The FIRST STEP Act marks progress toward reducing mass incarceration

December 21, 2018

Update 12/21 1:10 pm: Pres­id­ent Trump has signed the FIRST STEP Act into law. 

Update 12/20 2:15pm: The House passed the bill Thursday by an over­whelm­ing vote of 358–36. It now goes to Pres­id­ent Trump’s desk. 

The Senate approved on Tues­day the most substan­tial crim­inal justice reform legis­la­tion in a gener­a­tion. The bipar­tisan bill, known as the FIRST STEP Act, will shorten some unne­ces­sar­ily long federal prison sentences and enforce rules that will improve condi­tions for people currently in prison.

The 87–12 tally included substan­tial support from both Repub­lic­ans and Demo­crats. Senat­ors Chuck Grass­ley (R-Iowa) and Dick Durbin (D-Ill.) have been two of the lead­ing advoc­ates in Congress behind the bill. It will now go to the House where it’s expec­ted to pass. Pres­id­ent Donald Trump, too, has said he supports the meas­ure.

“This is a big deal," said Inimai Chet­tiar, the director of the Bren­nan Center’s Justice program. “Today, the Senate unequi­voc­ally spoke out against our coun­try’s addic­tion to mass incar­cer­a­tion. By passing the FIRST STEP Act, lawmakers are back­ing long-over­due fixes to some of the most broken parts of our justice system that for too long have been overly-punit­ive and down­right unfair.” 

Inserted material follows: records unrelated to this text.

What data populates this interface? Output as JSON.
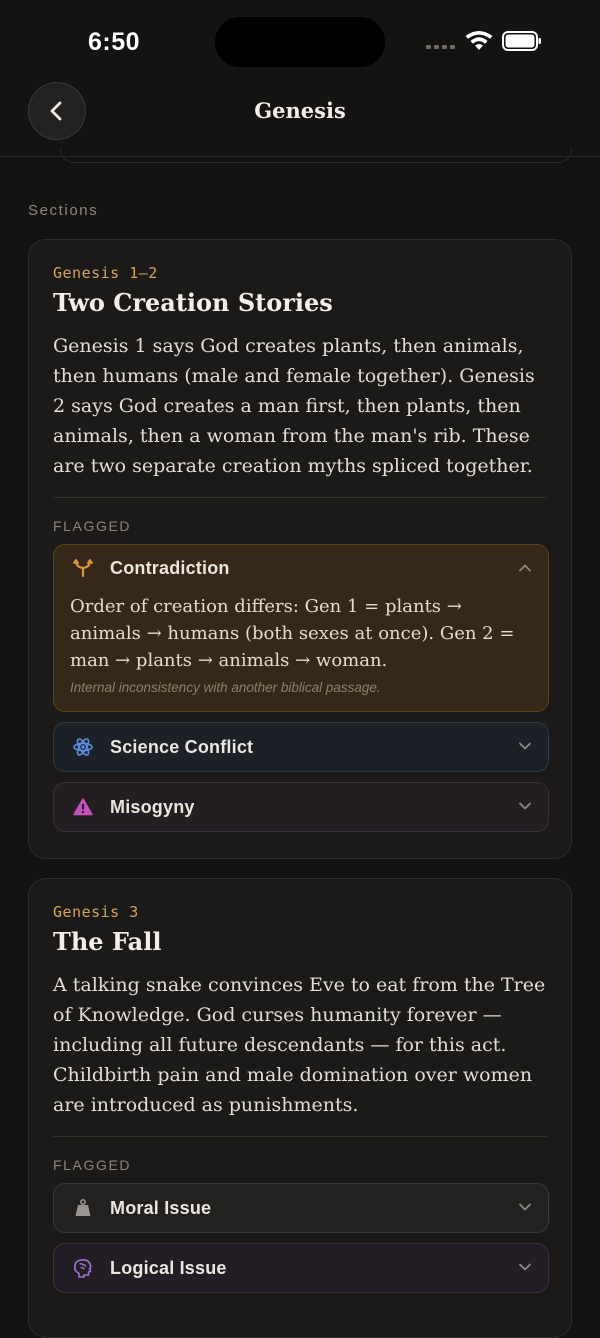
{
  "status_bar": {
    "time": "6:50"
  },
  "nav": {
    "title": "Genesis"
  },
  "sections_label": "Sections",
  "sections": [
    {
      "ref": "Genesis 1–2",
      "title": "Two Creation Stories",
      "body": "Genesis 1 says God creates plants, then animals, then humans (male and female together). Genesis 2 says God creates a man first, then plants, then animals, then a woman from the man's rib. These are two separate creation myths spliced together.",
      "flagged_label": "FLAGGED",
      "flags": [
        {
          "label": "Contradiction",
          "icon": "fork-icon",
          "expanded": true,
          "description": "Order of creation differs: Gen 1 = plants → animals → humans (both sexes at once). Gen 2 = man → plants → animals → woman.",
          "note": "Internal inconsistency with another biblical passage.",
          "color": "#d9953f"
        },
        {
          "label": "Science Conflict",
          "icon": "atom-icon",
          "expanded": false,
          "color": "#5b8fe0"
        },
        {
          "label": "Misogyny",
          "icon": "warning-triangle-icon",
          "expanded": false,
          "color": "#c254b8"
        }
      ]
    },
    {
      "ref": "Genesis 3",
      "title": "The Fall",
      "body": "A talking snake convinces Eve to eat from the Tree of Knowledge. God curses humanity forever — including all future descendants — for this act. Childbirth pain and male domination over women are introduced as punishments.",
      "flagged_label": "FLAGGED",
      "flags": [
        {
          "label": "Moral Issue",
          "icon": "weight-icon",
          "expanded": false,
          "color": "#9a958e"
        },
        {
          "label": "Logical Issue",
          "icon": "brain-icon",
          "expanded": false,
          "color": "#a272d8"
        }
      ]
    }
  ]
}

One major accom­plish­ment of the FIRST STEP Act is that it includes mean­ing­ful senten­cing reform provi­sions. Address­ing senten­cing laws is crit­ical to any efforts to reduce mass incar­cer­a­tion, one of the defin­ing civil rights issues in the United States today. The U.S. has less than five percent of the global popu­la­tion but almost 25 percent of its prison popu­la­tion, and mass incar­cer­a­tion places a dispro­por­tion­ate burden on communit­ies of color. 

The Bren­nan Center has been work­ing to reform federal senten­cing law for over half a decade. A 2016 Bren­nan Center report found that nearly 40 percent of pris­on­ers are incar­cer­ated without a public safety bene­fit. That number is likely to come down as a result of the new meas­ure.

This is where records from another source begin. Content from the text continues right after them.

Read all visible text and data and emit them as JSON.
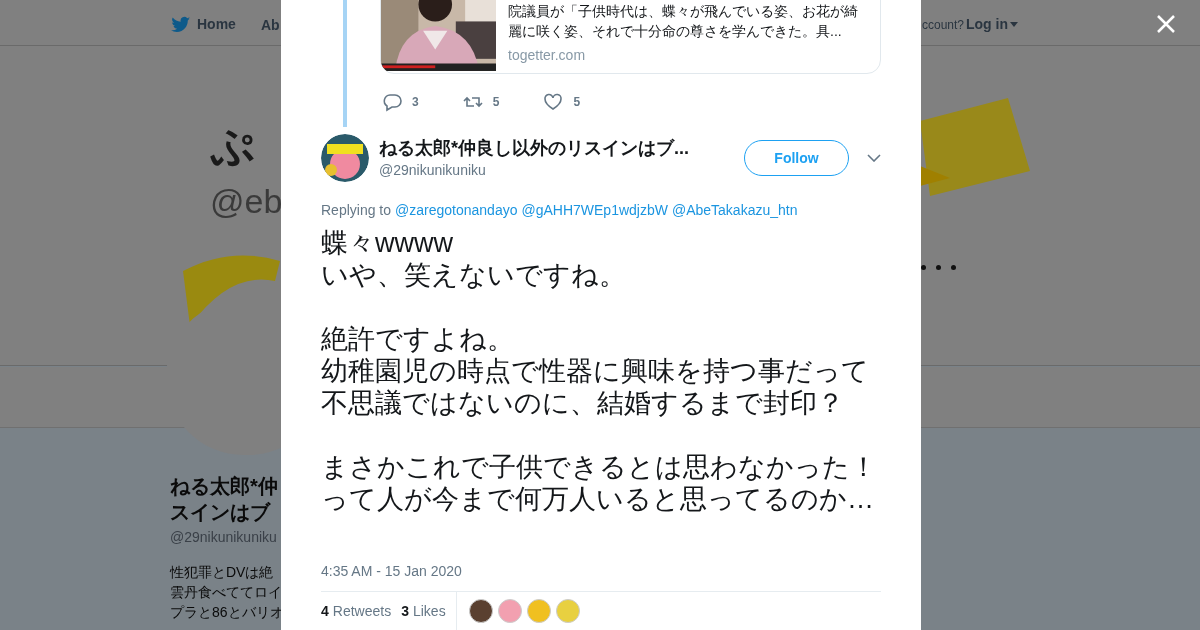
{
  "background_page": {
    "nav": {
      "home": "Home",
      "about": "Ab",
      "account": "ccount?",
      "login": "Log in"
    },
    "banner_name": "ぷ",
    "banner_handle": "@eb",
    "profile": {
      "name_lines": [
        "ねる太郎*仲",
        "スインはブ"
      ],
      "handle": "@29nikunikuniku",
      "bio_lines": [
        "性犯罪とDVは絶",
        "雲丹食べててロイ",
        "プラと86とバリオ"
      ]
    }
  },
  "modal": {
    "quoted_card": {
      "text": "院議員が「子供時代は、蝶々が飛んでいる姿、お花が綺麗に咲く姿、それで十分命の尊さを学んできた。具...",
      "domain": "togetter.com"
    },
    "parent_actions": [
      {
        "kind": "reply",
        "count": "3"
      },
      {
        "kind": "retweet",
        "count": "5"
      },
      {
        "kind": "like",
        "count": "5"
      }
    ],
    "tweet": {
      "name": "ねる太郎*仲良し以外のリスインはブ...",
      "handle": "@29nikunikuniku",
      "follow_label": "Follow",
      "replying_prefix": "Replying to",
      "replying_to": [
        "@zaregotonandayo",
        "@gAHH7WEp1wdjzbW",
        "@AbeTakakazu_htn"
      ],
      "paragraphs": [
        [
          "蝶々wwww",
          "いや、笑えないですね。"
        ],
        [
          "絶許ですよね。",
          "幼稚園児の時点で性器に興味を持つ事だって",
          "不思議ではないのに、結婚するまで封印？"
        ],
        [
          "まさかこれで子供できるとは思わなかった！って人が今まで何万人いると思ってるのか…"
        ]
      ],
      "timestamp": "4:35 AM - 15 Jan 2020",
      "stats": [
        {
          "count": "4",
          "label": "Retweets"
        },
        {
          "count": "3",
          "label": "Likes"
        }
      ],
      "likers": [
        {
          "color": "#5a4030"
        },
        {
          "color": "#f2a0b0"
        },
        {
          "color": "#f0c020"
        },
        {
          "color": "#e8d040"
        }
      ]
    }
  }
}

The passage of the FIRST STEP Act takes place amid wide­spread public support for crim­inal justice reform across the polit­ical spec­trum. In a 2017 survey, 71 percent of Amer­ic­ans, includ­ing a major­ity of Trump voters, agreed about the import­ance of redu­cing the coun­try’s prison popu­la­tion. But the bill faced — and ulti­mately over­came — some seri­ous polit­ical hurdles. The success of the First Step Act should push reform-minded lawmakers and candid­ates to cham­pion bolder propos­als in the lead-up to the 2020 campaign.

(Image: Classen Rafael/EyeEm)